An Organized Mind
The constant flurry and availability of information, at work and life in general, makes it challenging to focus. Distractions and interruptions are something we are all learning to manage effectively in order to make the most of our time and creativity.
Daniel Levitin, bestselling author of The Organized Mind: Thinking Straight in the Age of Information Overload, says “Highly successful people have learned to maximize their creativity, and efficiency, by organizing their lives so that they spend less time on the mundane, and more time on the inspiring, comforting, and rewarding things in life.”
Here are five of Levitin’s suggestions for how to create the calm that comes from giving our brains less to think about, and ideas for implementing them.
Give things a place. Use bowls, trays, hooks, and baskets for your keys, wallets, and purses. Keep a tote by the door for outgoing mail, packages, and dry cleaning. Storing and retrieving becomes automatic.

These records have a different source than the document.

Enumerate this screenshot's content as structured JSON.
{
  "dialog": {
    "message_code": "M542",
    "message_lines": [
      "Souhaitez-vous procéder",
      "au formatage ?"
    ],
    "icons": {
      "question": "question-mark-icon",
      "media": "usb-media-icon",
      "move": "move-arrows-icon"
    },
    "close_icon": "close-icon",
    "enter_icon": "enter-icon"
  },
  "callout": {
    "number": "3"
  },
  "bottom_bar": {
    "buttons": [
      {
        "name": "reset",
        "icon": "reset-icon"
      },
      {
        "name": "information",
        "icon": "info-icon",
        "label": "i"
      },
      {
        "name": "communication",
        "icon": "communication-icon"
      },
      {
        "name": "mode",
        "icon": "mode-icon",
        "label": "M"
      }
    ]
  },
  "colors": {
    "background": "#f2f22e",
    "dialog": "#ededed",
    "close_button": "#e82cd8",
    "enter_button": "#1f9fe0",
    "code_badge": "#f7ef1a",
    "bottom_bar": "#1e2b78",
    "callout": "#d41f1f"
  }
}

Create visual cues for remembering important things. A post-it on the bathroom mirror or refrigerator, or an empty milk carton with your keys, will help you remember things when you’re in the flow of your daily routine.
Focus. Try setting a timer for 45-50 minutes and work on one task without interruption. Research says you shouldn’t intersperse little tasks (like checking email) throughout your day. Allocate a couple blocks of time each day to take care of the smaller tasks.

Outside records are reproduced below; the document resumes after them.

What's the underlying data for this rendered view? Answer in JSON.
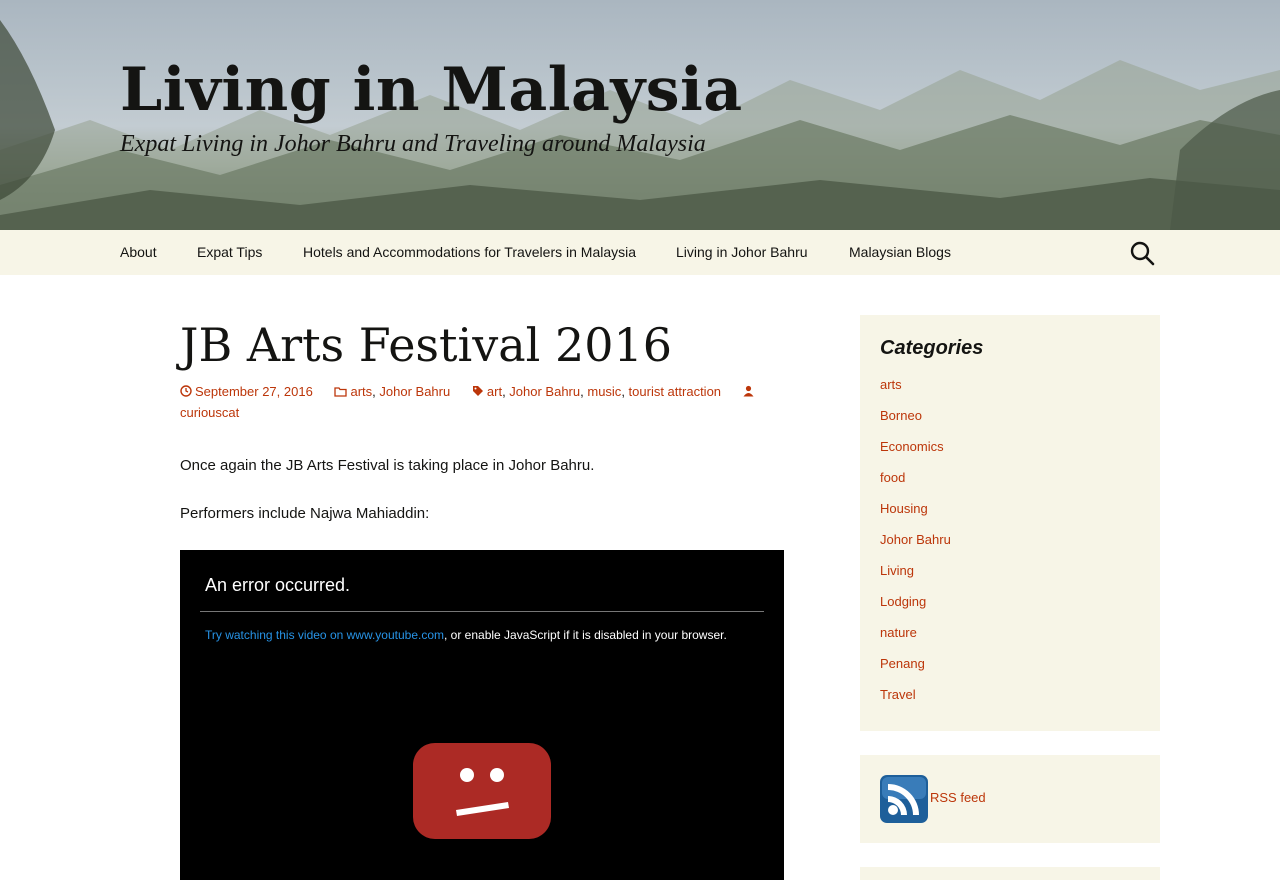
{
  "header": {
    "site_title": "Living in Malaysia",
    "site_description": "Expat Living in Johor Bahru and Traveling around Malaysia"
  },
  "nav": {
    "items": [
      {
        "label": "About"
      },
      {
        "label": "Expat Tips"
      },
      {
        "label": "Hotels and Accommodations for Travelers in Malaysia"
      },
      {
        "label": "Living in Johor Bahru"
      },
      {
        "label": "Malaysian Blogs"
      }
    ],
    "search_icon": "search-icon"
  },
  "entry": {
    "title": "JB Arts Festival 2016",
    "meta": {
      "date": "September 27, 2016",
      "categories": [
        "arts",
        "Johor Bahru"
      ],
      "tags": [
        "art",
        "Johor Bahru",
        "music",
        "tourist attraction"
      ],
      "author": "curiouscat"
    },
    "paragraphs": [
      "Once again the JB Arts Festival is taking place in Johor Bahru.",
      "Performers include Najwa Mahiaddin:"
    ],
    "video": {
      "error_title": "An error occurred.",
      "link_text": "Try watching this video on www.youtube.com",
      "message_rest": ", or enable JavaScript if it is disabled in your browser."
    }
  },
  "sidebar": {
    "categories_title": "Categories",
    "categories": [
      "arts",
      "Borneo",
      "Economics",
      "food",
      "Housing",
      "Johor Bahru",
      "Living",
      "Lodging",
      "nature",
      "Penang",
      "Travel"
    ],
    "rss_label": "RSS feed"
  },
  "colors": {
    "link": "#bc360a",
    "nav_bg": "#f7f5e7",
    "youtube_red": "#c4302b"
  }
}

Don’t over-organize. "The obvious rule of efficiency is you don’t want to spend more time organizing than it’s worth. If you’re finding things quickly enough as it is, then don’t go to all the trouble.”

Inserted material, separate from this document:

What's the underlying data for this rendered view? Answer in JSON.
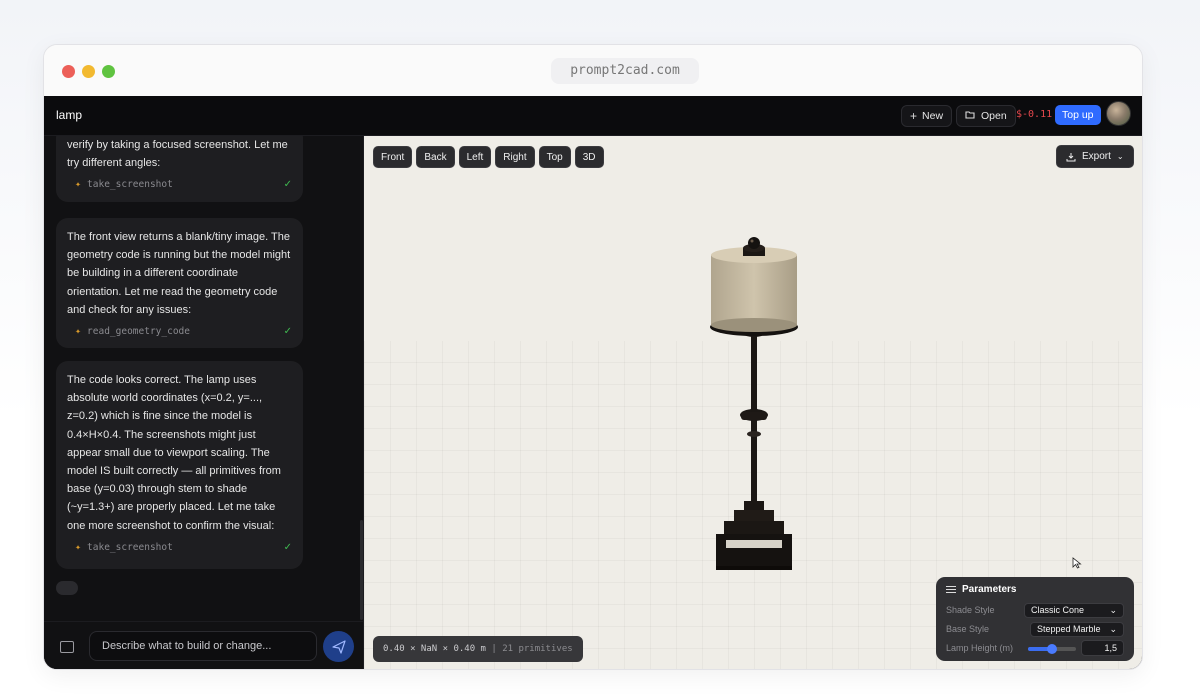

Don’t dilly-dally over things that don’t matter. “Figure out what your time is worth or what you and your company stand to gain or lose, and figure out how much time is worth investing in the decision.” Prioritize.